tt |
Returns the AM/PM designator. |
: |
Returns the time separator. |
/ |
Returns the date separator. |
You can also add any custom string value, but if any of the specifier characters are included in the string, they need to be escaped by a backslash (\).
Examples:
Note: All the examples below use the following value from the data: Friday, October 16, 2009, at 25 minutes past three in the afternoon.
Format string |
Result |
dd\t\h o\f MMMM yyyy |
16th of October 2009 |
MMM d yyyy, HH:mm |
Oct 16 2009, 15:25 |
\year: YY, \mon\t\h: MM, \da\y: dd |
year: 09, month: 10, day: 16 |
hh:mm tt |
03:25 PM |
m \minu\te\s pa\s\t h, MMM d |
25 minutes past 3, Oct 16 |
Custom TimeSpan Format Strings
There are five different data values included in the TimeSpan format: day, hour, minute, second and fractions of seconds. These can be combined to a suitable format using a format string built by the following specifier characters:
Character |
Description |
d |
Returns the number of days. |
h |
Returns the number of hours with one or two digits, depending on the value. |
hh |
Returns the number of hours with two digits. This means that six hours will be written as '06', when this format string is applied. |
m |
Returns the number of minutes with one or two digits, depending on the value. |
mm |
Returns the number of minutes with two digits. This means that six minutes will be written as '06', when this format string is applied. |
s |
Returns the number of seconds with one or two digits, depending on the value. |
ss |

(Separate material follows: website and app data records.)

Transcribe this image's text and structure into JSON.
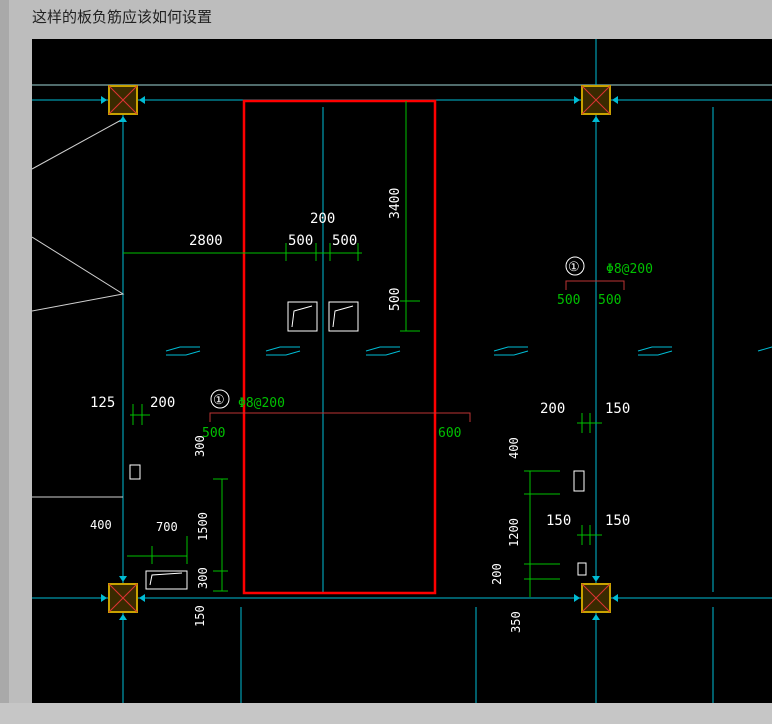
{
  "question": {
    "text": "这样的板负筋应该如何设置"
  },
  "drawing": {
    "dimensions": {
      "d2800": "2800",
      "d200_top": "200",
      "d500_left": "500",
      "d500_right": "500",
      "d3400": "3400",
      "d500_vert": "500",
      "d125": "125",
      "d200_left": "200",
      "d300": "300",
      "d1500": "1500",
      "d300_lower": "300",
      "d150_lower": "150",
      "d400": "400",
      "d700": "700",
      "d500_rebar_left": "500",
      "d600": "600",
      "r_d500_left": "500",
      "r_d500_right": "500",
      "r_d200": "200",
      "r_d150_top": "150",
      "r_d400": "400",
      "r_d150_left": "150",
      "r_d150_right": "150",
      "r_d1200": "1200",
      "r_d200_lower": "200",
      "r_d350": "350"
    },
    "rebar_mark_1": {
      "number": "①",
      "spec": "Φ8@200"
    },
    "rebar_mark_2": {
      "number": "①",
      "spec": "Φ8@200"
    }
  },
  "colors": {
    "grid": "#00bcd4",
    "dimension": "#00ff00",
    "text_white": "#ffffff",
    "highlight": "#ff0000",
    "column_fill": "#c8a200"
  }
}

Returns the number of seconds with two digits. This means that six seconds will be written as '06', when this format string is applied. |
f |
Returns the fractions of seconds. When specifying custom format strings in Column Properties you can also add a number between 1 and 3 after the 'f', defining how many decimals will be shown. If no number has been specified, three numbers will be shown, if available. |
Between each specifier character, you need to supply some kind of separator. This could be a custom string value, but if any of the specifier characters are included in the string, they need to be escaped by a backslash (\). You can also include an initial and a conclusive string.
Examples of custom format outputs for a TimeSpan column:
Note: All the examples below use the following value from the data: -5 days, 7 hours, 11 minutes, 3.1234 seconds.
Format string |
Result |
d.h:m:s.f |
-5.7:11:3.1 |
d.hh:mm:ss.f2 |
-5.07:11:03.12 |
Ti\me\span i\s d \day\s |
Timespan is -5 days |
d \day\s h \hour\s m \minute\s s \secon\d\s |
-5 days 7 hours 11 minutes 3 seconds |
f s m h d |
123 3 11 7 -5 |
See also: